### Input data
___

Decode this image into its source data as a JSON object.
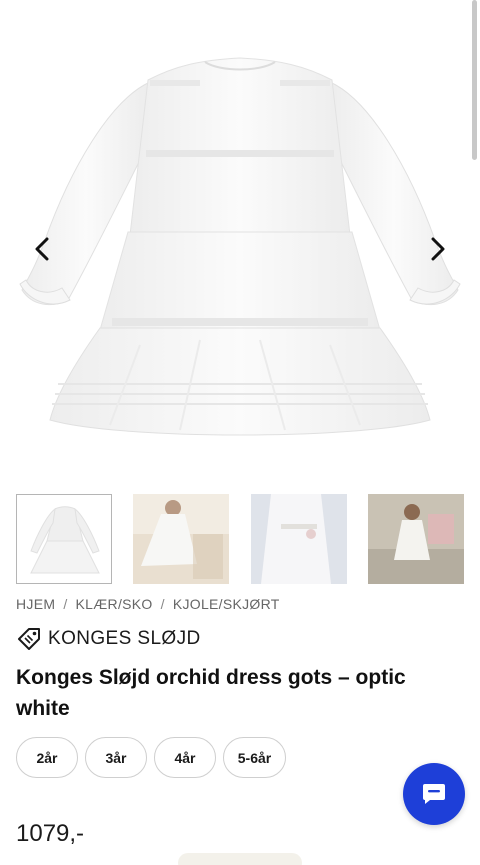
{
  "gallery": {
    "prev_icon": "chevron-left-icon",
    "next_icon": "chevron-right-icon",
    "thumbnails": [
      {
        "alt": "dress-front"
      },
      {
        "alt": "girl-twirling"
      },
      {
        "alt": "dress-detail"
      },
      {
        "alt": "girl-on-street"
      }
    ]
  },
  "breadcrumb": {
    "items": [
      "HJEM",
      "KLÆR/SKO",
      "KJOLE/SKJØRT"
    ],
    "separator": "/"
  },
  "brand": {
    "icon": "tag-icon",
    "name": "KONGES SLØJD"
  },
  "product": {
    "title": "Konges Sløjd orchid dress gots – optic white",
    "sizes": [
      "2år",
      "3år",
      "4år",
      "5-6år"
    ],
    "price": "1079,-"
  },
  "chat": {
    "icon": "chat-bubble-icon",
    "color": "#1e3fd8"
  }
}
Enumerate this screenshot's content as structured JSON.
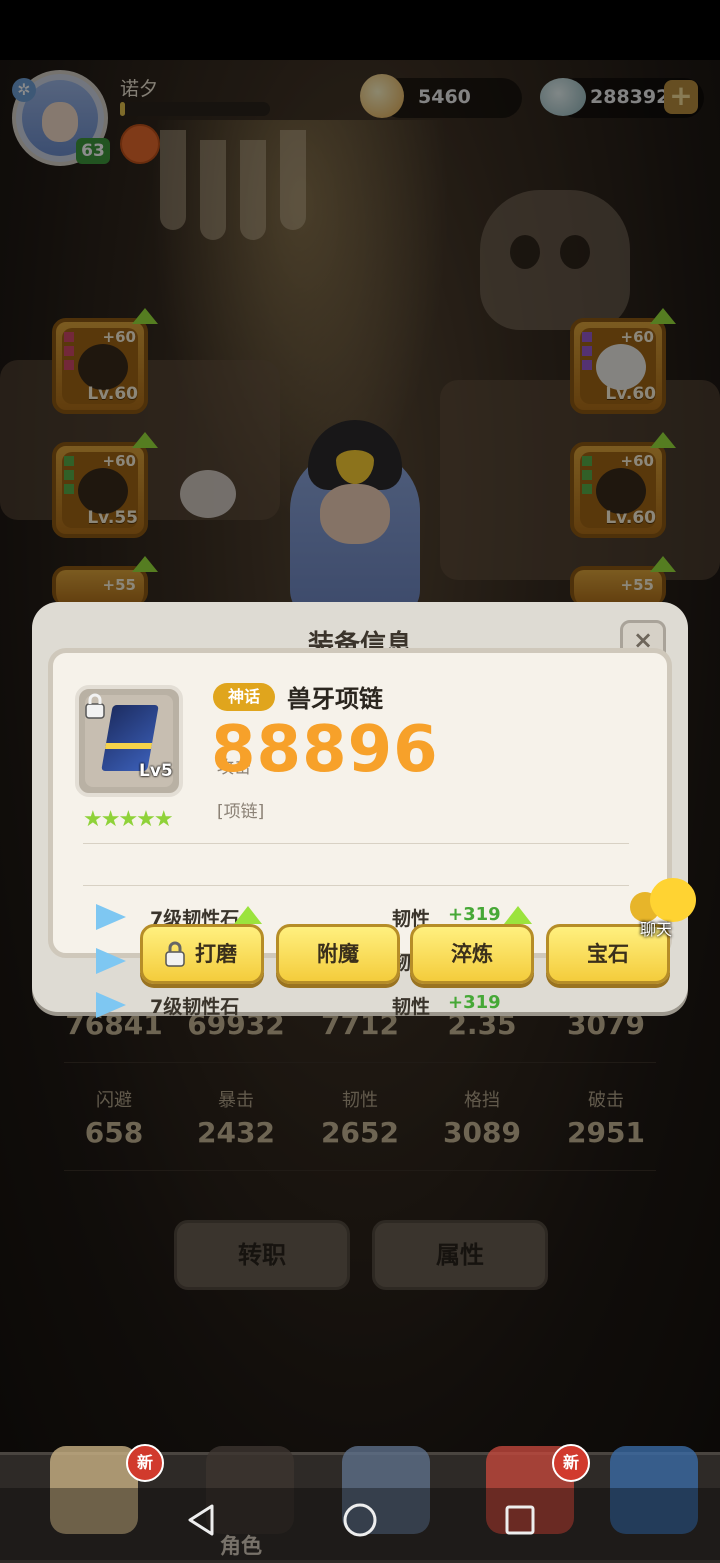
{
  "hud": {
    "player_name": "诺夕",
    "level": "63",
    "exp_ratio": 0.03,
    "currency_shell": "5460",
    "currency_gem": "288392",
    "add_currency": "+"
  },
  "slots": {
    "left_1": {
      "plus": "+60",
      "level": "Lv.60"
    },
    "left_2": {
      "plus": "+60",
      "level": "Lv.55"
    },
    "left_3": {
      "plus": "+55"
    },
    "right_1": {
      "plus": "+60",
      "level": "Lv.60"
    },
    "right_2": {
      "plus": "+60",
      "level": "Lv.60"
    },
    "right_3": {
      "plus": "+55"
    }
  },
  "dialog": {
    "title": "装备信息",
    "close": "×",
    "item": {
      "level": "Lv5",
      "stars": "★★★★★",
      "rarity": "神话",
      "name": "兽牙项链",
      "power": "88896",
      "stat_label": "攻击",
      "slot_type": "[项链]"
    },
    "gems": [
      {
        "name": "7级韧性石",
        "stat": "韧性",
        "value": "+319"
      },
      {
        "name": "",
        "stat": "韧",
        "value": ""
      },
      {
        "name": "7级韧性石",
        "stat": "韧性",
        "value": "+319"
      }
    ],
    "actions": {
      "grind": "打磨",
      "enchant": "附魔",
      "refine": "淬炼",
      "gem": "宝石"
    }
  },
  "chat": {
    "label": "聊天"
  },
  "stats": {
    "row1_values": [
      "76841",
      "69932",
      "7712",
      "2.35",
      "3079"
    ],
    "row2_labels": [
      "闪避",
      "暴击",
      "韧性",
      "格挡",
      "破击"
    ],
    "row2_values": [
      "658",
      "2432",
      "2652",
      "3089",
      "2951"
    ]
  },
  "buttons": {
    "job_change": "转职",
    "attributes": "属性"
  },
  "bottom_tabs": {
    "new_badge": "新",
    "role_label": "角色"
  },
  "colors": {
    "power": "#f7a12a",
    "gem_bonus": "#46a836",
    "rarity": "#e0a51d",
    "action_button": "#f4cc3c"
  }
}
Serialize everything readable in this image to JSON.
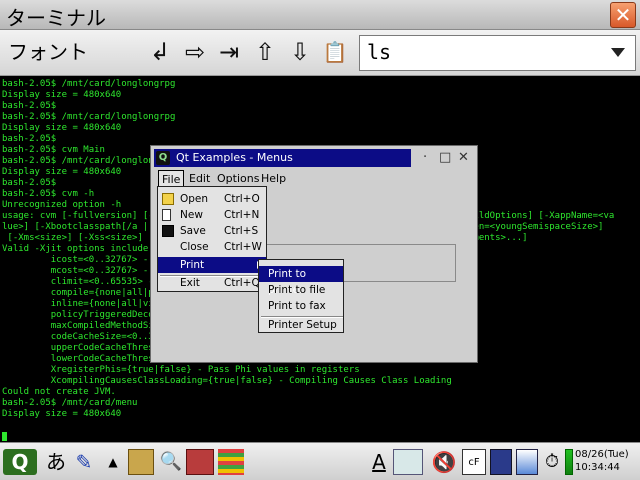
{
  "window": {
    "title": "ターミナル",
    "close_glyph": "✕"
  },
  "toolbar": {
    "font_label": "フォント",
    "buttons": [
      {
        "name": "return-key-icon",
        "glyph": "↲"
      },
      {
        "name": "arrow-right-icon",
        "glyph": "⇨"
      },
      {
        "name": "tab-key-icon",
        "glyph": "⇥"
      },
      {
        "name": "arrow-up-icon",
        "glyph": "⇧"
      },
      {
        "name": "arrow-down-icon",
        "glyph": "⇩"
      },
      {
        "name": "clipboard-paste-icon",
        "glyph": "📋"
      }
    ],
    "command_value": "ls"
  },
  "terminal": {
    "lines": [
      "bash-2.05$ /mnt/card/longlongrpg",
      "Display size = 480x640",
      "bash-2.05$",
      "bash-2.05$ /mnt/card/longlongrpg",
      "Display size = 480x640",
      "bash-2.05$",
      "bash-2.05$ cvm Main",
      "bash-2.05$ /mnt/card/longlongr",
      "Display size = 480x640",
      "bash-2.05$",
      "bash-2.05$ cvm -h",
      "Unrecognized option -h",
      "usage: cvm [-fullversion] [-sh                                                   showBuildOptions] [-XappName=<va",
      "lue>] [-Xbootclasspath[/a | /p                                                  <youngGen=<youngSemispaceSize>]",
      " [-Xms<size>] [-Xss<size>] [-X                                                   [<arguments>...]",
      "Valid -Xjit options include:",
      "         icost=<0..32767> - Int",
      "         mcost=<0..32767> - Mi",
      "         climit=<0..65535> - Co",
      "         compile={none|all|poli",
      "         inline={none|all|virtu",
      "         policyTriggeredDecompi",
      "         maxCompiledMethodSize=",
      "         codeCacheSize=<0..3355",
      "         upperCodeCacheThreshold",
      "         lowerCodeCacheThreshold=<0%..100%> - Lower Code Cache Threshold",
      "         XregisterPhis={true|false} - Pass Phi values in registers",
      "         XcompilingCausesClassLoading={true|false} - Compiling Causes Class Loading",
      "Could not create JVM.",
      "bash-2.05$ /mnt/card/menu",
      "Display size = 480x640"
    ]
  },
  "qt_window": {
    "title": "Qt Examples - Menus",
    "logo_text": "Q",
    "title_buttons": [
      "·",
      "□",
      "✕"
    ],
    "menubar": [
      "File",
      "Edit",
      "Options",
      "Help"
    ]
  },
  "file_menu": {
    "items": [
      {
        "label": "Open",
        "shortcut": "Ctrl+O",
        "icon": "folder-icon"
      },
      {
        "label": "New",
        "shortcut": "Ctrl+N",
        "icon": "new-file-icon"
      },
      {
        "label": "Save",
        "shortcut": "Ctrl+S",
        "icon": "floppy-icon"
      },
      {
        "label": "Close",
        "shortcut": "Ctrl+W",
        "icon": ""
      },
      {
        "label": "Print",
        "shortcut": "",
        "icon": ""
      },
      {
        "label": "Exit",
        "shortcut": "Ctrl+Q",
        "icon": ""
      }
    ]
  },
  "print_menu": {
    "items": [
      "Print to printer",
      "Print to file",
      "Print to fax",
      "Printer Setup"
    ]
  },
  "taskbar": {
    "date": "08/26(Tue)",
    "time": "10:34:44",
    "input_mode": "あ",
    "underline_a": "A"
  }
}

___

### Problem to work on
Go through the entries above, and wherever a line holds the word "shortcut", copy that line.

### Solution below
        "shortcut": "Ctrl+O",
        "shortcut": "Ctrl+N",
        "shortcut": "Ctrl+S",
        "shortcut": "Ctrl+W",
        "shortcut": "",
        "shortcut": "Ctrl+Q",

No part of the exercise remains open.